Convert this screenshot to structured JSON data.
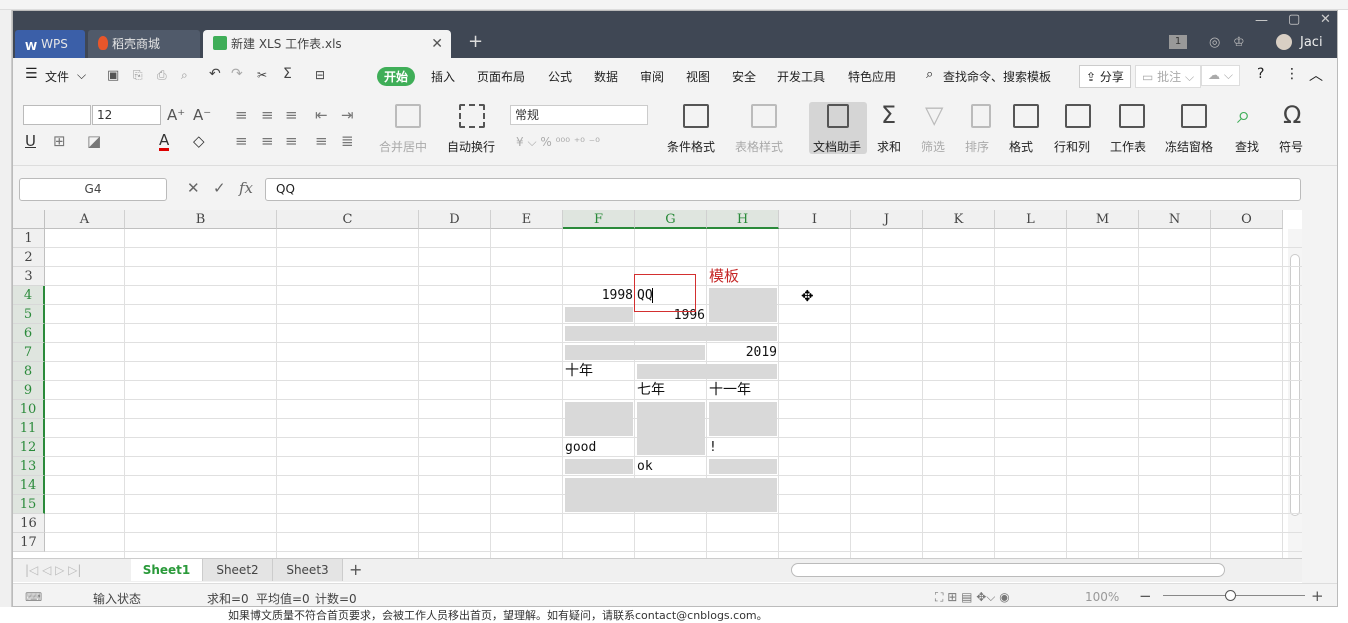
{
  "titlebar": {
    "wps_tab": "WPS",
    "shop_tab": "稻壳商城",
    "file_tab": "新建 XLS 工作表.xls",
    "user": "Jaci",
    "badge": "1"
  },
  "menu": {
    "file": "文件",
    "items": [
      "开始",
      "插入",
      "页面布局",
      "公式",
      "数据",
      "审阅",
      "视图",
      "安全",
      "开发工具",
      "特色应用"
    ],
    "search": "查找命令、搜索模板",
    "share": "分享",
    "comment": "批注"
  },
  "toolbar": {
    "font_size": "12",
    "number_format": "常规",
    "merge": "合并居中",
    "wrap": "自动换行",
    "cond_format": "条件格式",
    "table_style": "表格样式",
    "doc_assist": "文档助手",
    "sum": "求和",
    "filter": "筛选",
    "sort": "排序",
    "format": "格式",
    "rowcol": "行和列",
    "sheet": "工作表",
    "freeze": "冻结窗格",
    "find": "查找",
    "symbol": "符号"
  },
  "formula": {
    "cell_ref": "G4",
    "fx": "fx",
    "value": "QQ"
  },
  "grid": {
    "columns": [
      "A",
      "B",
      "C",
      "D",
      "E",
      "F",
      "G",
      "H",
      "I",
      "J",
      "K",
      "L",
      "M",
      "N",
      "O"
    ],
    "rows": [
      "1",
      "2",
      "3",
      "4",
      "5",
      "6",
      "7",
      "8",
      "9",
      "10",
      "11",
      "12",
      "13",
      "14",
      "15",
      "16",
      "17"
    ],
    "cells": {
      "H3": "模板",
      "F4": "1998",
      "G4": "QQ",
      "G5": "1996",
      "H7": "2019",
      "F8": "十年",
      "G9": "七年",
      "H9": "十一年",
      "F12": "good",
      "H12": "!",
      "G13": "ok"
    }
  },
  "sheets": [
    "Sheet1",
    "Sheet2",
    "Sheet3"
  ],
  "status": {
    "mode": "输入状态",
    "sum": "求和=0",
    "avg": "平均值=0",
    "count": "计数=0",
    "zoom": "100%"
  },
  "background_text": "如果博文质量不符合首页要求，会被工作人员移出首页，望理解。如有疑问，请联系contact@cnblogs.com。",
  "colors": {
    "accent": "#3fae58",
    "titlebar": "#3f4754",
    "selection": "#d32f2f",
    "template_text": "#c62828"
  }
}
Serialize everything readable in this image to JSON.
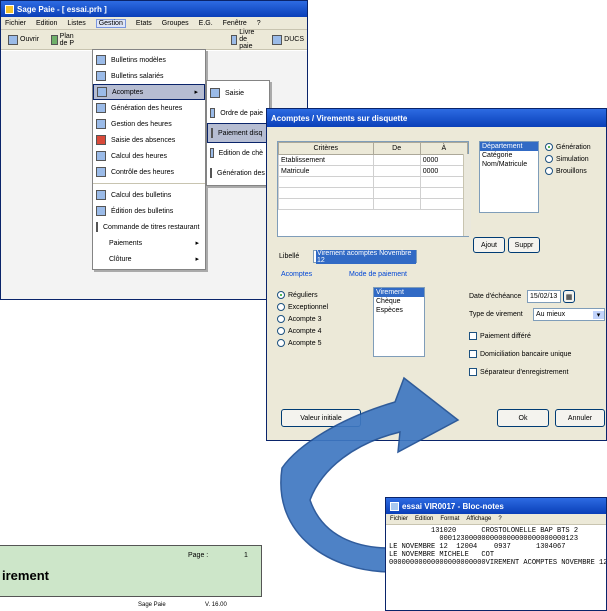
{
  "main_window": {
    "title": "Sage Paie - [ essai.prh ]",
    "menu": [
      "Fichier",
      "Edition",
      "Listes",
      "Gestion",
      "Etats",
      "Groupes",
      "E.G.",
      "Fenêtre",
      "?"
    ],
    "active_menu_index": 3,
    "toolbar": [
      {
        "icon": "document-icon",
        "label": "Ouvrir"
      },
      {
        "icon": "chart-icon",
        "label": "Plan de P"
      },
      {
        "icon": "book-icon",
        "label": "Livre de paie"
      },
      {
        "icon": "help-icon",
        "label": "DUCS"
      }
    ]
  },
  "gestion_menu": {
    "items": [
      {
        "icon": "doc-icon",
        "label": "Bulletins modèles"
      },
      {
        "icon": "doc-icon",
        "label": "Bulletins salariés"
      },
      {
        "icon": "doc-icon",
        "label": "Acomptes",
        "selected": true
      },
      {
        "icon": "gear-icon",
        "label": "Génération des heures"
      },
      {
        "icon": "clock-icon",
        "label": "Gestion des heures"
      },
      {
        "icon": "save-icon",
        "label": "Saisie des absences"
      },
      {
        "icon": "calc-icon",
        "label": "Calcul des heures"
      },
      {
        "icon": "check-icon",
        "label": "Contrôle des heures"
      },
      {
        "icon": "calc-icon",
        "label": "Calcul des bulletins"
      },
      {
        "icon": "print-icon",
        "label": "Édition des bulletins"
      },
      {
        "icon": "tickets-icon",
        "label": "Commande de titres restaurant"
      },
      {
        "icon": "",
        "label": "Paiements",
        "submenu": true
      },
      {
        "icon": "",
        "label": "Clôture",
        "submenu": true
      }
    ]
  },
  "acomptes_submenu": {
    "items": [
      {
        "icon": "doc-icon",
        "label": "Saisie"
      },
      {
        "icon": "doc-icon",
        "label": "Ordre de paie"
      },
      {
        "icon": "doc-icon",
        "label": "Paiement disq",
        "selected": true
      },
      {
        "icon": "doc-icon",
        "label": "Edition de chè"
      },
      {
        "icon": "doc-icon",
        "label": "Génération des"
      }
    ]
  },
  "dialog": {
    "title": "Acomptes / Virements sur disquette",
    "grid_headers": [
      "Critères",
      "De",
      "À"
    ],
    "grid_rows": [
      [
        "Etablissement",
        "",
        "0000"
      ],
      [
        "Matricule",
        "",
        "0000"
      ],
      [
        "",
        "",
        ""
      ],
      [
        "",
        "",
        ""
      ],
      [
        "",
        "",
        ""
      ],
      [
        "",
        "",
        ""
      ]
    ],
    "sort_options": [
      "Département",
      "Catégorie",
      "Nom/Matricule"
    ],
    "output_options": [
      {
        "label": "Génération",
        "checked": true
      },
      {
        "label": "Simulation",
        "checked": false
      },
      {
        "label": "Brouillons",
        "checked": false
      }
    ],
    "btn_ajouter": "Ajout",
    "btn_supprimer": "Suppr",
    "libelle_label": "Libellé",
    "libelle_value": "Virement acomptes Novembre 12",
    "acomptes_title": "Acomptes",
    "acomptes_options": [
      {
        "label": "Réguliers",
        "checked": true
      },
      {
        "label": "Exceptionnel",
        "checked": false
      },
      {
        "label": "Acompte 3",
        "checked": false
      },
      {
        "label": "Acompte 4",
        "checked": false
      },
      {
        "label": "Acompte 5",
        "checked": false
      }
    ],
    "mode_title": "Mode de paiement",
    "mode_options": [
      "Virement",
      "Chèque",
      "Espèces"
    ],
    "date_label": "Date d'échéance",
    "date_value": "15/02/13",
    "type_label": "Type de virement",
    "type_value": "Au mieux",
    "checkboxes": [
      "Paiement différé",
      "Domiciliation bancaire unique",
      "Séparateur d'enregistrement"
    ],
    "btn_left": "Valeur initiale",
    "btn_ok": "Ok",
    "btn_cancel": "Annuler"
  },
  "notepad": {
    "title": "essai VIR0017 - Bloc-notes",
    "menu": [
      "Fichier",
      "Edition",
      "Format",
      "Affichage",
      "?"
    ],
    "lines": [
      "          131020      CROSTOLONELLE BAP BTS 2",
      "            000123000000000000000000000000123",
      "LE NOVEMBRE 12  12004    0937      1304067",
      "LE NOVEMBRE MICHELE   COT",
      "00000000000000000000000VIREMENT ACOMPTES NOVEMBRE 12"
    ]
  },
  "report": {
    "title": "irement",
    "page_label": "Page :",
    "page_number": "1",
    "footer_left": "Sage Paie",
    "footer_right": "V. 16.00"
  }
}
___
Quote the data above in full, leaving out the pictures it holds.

Written response:
Convert this screenshot to structured JSON data.
{
  "titlebar": {
    "wps_tab": "WPS",
    "shop_tab": "稻壳商城",
    "file_tab": "新建 XLS 工作表.xls",
    "user": "Jaci",
    "badge": "1"
  },
  "menu": {
    "file": "文件",
    "items": [
      "开始",
      "插入",
      "页面布局",
      "公式",
      "数据",
      "审阅",
      "视图",
      "安全",
      "开发工具",
      "特色应用"
    ],
    "search": "查找命令、搜索模板",
    "share": "分享",
    "comment": "批注"
  },
  "toolbar": {
    "font_size": "12",
    "number_format": "常规",
    "merge": "合并居中",
    "wrap": "自动换行",
    "cond_format": "条件格式",
    "table_style": "表格样式",
    "doc_assist": "文档助手",
    "sum": "求和",
    "filter": "筛选",
    "sort": "排序",
    "format": "格式",
    "rowcol": "行和列",
    "sheet": "工作表",
    "freeze": "冻结窗格",
    "find": "查找",
    "symbol": "符号"
  },
  "formula": {
    "cell_ref": "G4",
    "fx": "fx",
    "value": "QQ"
  },
  "grid": {
    "columns": [
      "A",
      "B",
      "C",
      "D",
      "E",
      "F",
      "G",
      "H",
      "I",
      "J",
      "K",
      "L",
      "M",
      "N",
      "O"
    ],
    "rows": [
      "1",
      "2",
      "3",
      "4",
      "5",
      "6",
      "7",
      "8",
      "9",
      "10",
      "11",
      "12",
      "13",
      "14",
      "15",
      "16",
      "17"
    ],
    "cells": {
      "H3": "模板",
      "F4": "1998",
      "G4": "QQ",
      "G5": "1996",
      "H7": "2019",
      "F8": "十年",
      "G9": "七年",
      "H9": "十一年",
      "F12": "good",
      "H12": "!",
      "G13": "ok"
    }
  },
  "sheets": [
    "Sheet1",
    "Sheet2",
    "Sheet3"
  ],
  "status": {
    "mode": "输入状态",
    "sum": "求和=0",
    "avg": "平均值=0",
    "count": "计数=0",
    "zoom": "100%"
  },
  "background_text": "如果博文质量不符合首页要求，会被工作人员移出首页，望理解。如有疑问，请联系contact@cnblogs.com。",
  "colors": {
    "accent": "#3fae58",
    "titlebar": "#3f4754",
    "selection": "#d32f2f",
    "template_text": "#c62828"
  }
}
Serialize everything readable in this image to JSON.
{
  "main_window": {
    "title": "Sage Paie - [ essai.prh ]",
    "menu": [
      "Fichier",
      "Edition",
      "Listes",
      "Gestion",
      "Etats",
      "Groupes",
      "E.G.",
      "Fenêtre",
      "?"
    ],
    "active_menu_index": 3,
    "toolbar": [
      {
        "icon": "document-icon",
        "label": "Ouvrir"
      },
      {
        "icon": "chart-icon",
        "label": "Plan de P"
      },
      {
        "icon": "book-icon",
        "label": "Livre de paie"
      },
      {
        "icon": "help-icon",
        "label": "DUCS"
      }
    ]
  },
  "gestion_menu": {
    "items": [
      {
        "icon": "doc-icon",
        "label": "Bulletins modèles"
      },
      {
        "icon": "doc-icon",
        "label": "Bulletins salariés"
      },
      {
        "icon": "doc-icon",
        "label": "Acomptes",
        "selected": true
      },
      {
        "icon": "gear-icon",
        "label": "Génération des heures"
      },
      {
        "icon": "clock-icon",
        "label": "Gestion des heures"
      },
      {
        "icon": "save-icon",
        "label": "Saisie des absences"
      },
      {
        "icon": "calc-icon",
        "label": "Calcul des heures"
      },
      {
        "icon": "check-icon",
        "label": "Contrôle des heures"
      },
      {
        "icon": "calc-icon",
        "label": "Calcul des bulletins"
      },
      {
        "icon": "print-icon",
        "label": "Édition des bulletins"
      },
      {
        "icon": "tickets-icon",
        "label": "Commande de titres restaurant"
      },
      {
        "icon": "",
        "label": "Paiements",
        "submenu": true
      },
      {
        "icon": "",
        "label": "Clôture",
        "submenu": true
      }
    ]
  },
  "acomptes_submenu": {
    "items": [
      {
        "icon": "doc-icon",
        "label": "Saisie"
      },
      {
        "icon": "doc-icon",
        "label": "Ordre de paie"
      },
      {
        "icon": "doc-icon",
        "label": "Paiement disq",
        "selected": true
      },
      {
        "icon": "doc-icon",
        "label": "Edition de chè"
      },
      {
        "icon": "doc-icon",
        "label": "Génération des"
      }
    ]
  },
  "dialog": {
    "title": "Acomptes / Virements sur disquette",
    "grid_headers": [
      "Critères",
      "De",
      "À"
    ],
    "grid_rows": [
      [
        "Etablissement",
        "",
        "0000"
      ],
      [
        "Matricule",
        "",
        "0000"
      ],
      [
        "",
        "",
        ""
      ],
      [
        "",
        "",
        ""
      ],
      [
        "",
        "",
        ""
      ],
      [
        "",
        "",
        ""
      ]
    ],
    "sort_options": [
      "Département",
      "Catégorie",
      "Nom/Matricule"
    ],
    "output_options": [
      {
        "label": "Génération",
        "checked": true
      },
      {
        "label": "Simulation",
        "checked": false
      },
      {
        "label": "Brouillons",
        "checked": false
      }
    ],
    "btn_ajouter": "Ajout",
    "btn_supprimer": "Suppr",
    "libelle_label": "Libellé",
    "libelle_value": "Virement acomptes Novembre 12",
    "acomptes_title": "Acomptes",
    "acomptes_options": [
      {
        "label": "Réguliers",
        "checked": true
      },
      {
        "label": "Exceptionnel",
        "checked": false
      },
      {
        "label": "Acompte 3",
        "checked": false
      },
      {
        "label": "Acompte 4",
        "checked": false
      },
      {
        "label": "Acompte 5",
        "checked": false
      }
    ],
    "mode_title": "Mode de paiement",
    "mode_options": [
      "Virement",
      "Chèque",
      "Espèces"
    ],
    "date_label": "Date d'échéance",
    "date_value": "15/02/13",
    "type_label": "Type de virement",
    "type_value": "Au mieux",
    "checkboxes": [
      "Paiement différé",
      "Domiciliation bancaire unique",
      "Séparateur d'enregistrement"
    ],
    "btn_left": "Valeur initiale",
    "btn_ok": "Ok",
    "btn_cancel": "Annuler"
  },
  "notepad": {
    "title": "essai VIR0017 - Bloc-notes",
    "menu": [
      "Fichier",
      "Edition",
      "Format",
      "Affichage",
      "?"
    ],
    "lines": [
      "          131020      CROSTOLONELLE BAP BTS 2",
      "            000123000000000000000000000000123",
      "LE NOVEMBRE 12  12004    0937      1304067",
      "LE NOVEMBRE MICHELE   COT",
      "00000000000000000000000VIREMENT ACOMPTES NOVEMBRE 12"
    ]
  },
  "report": {
    "title": "irement",
    "page_label": "Page :",
    "page_number": "1",
    "footer_left": "Sage Paie",
    "footer_right": "V. 16.00"
  }
}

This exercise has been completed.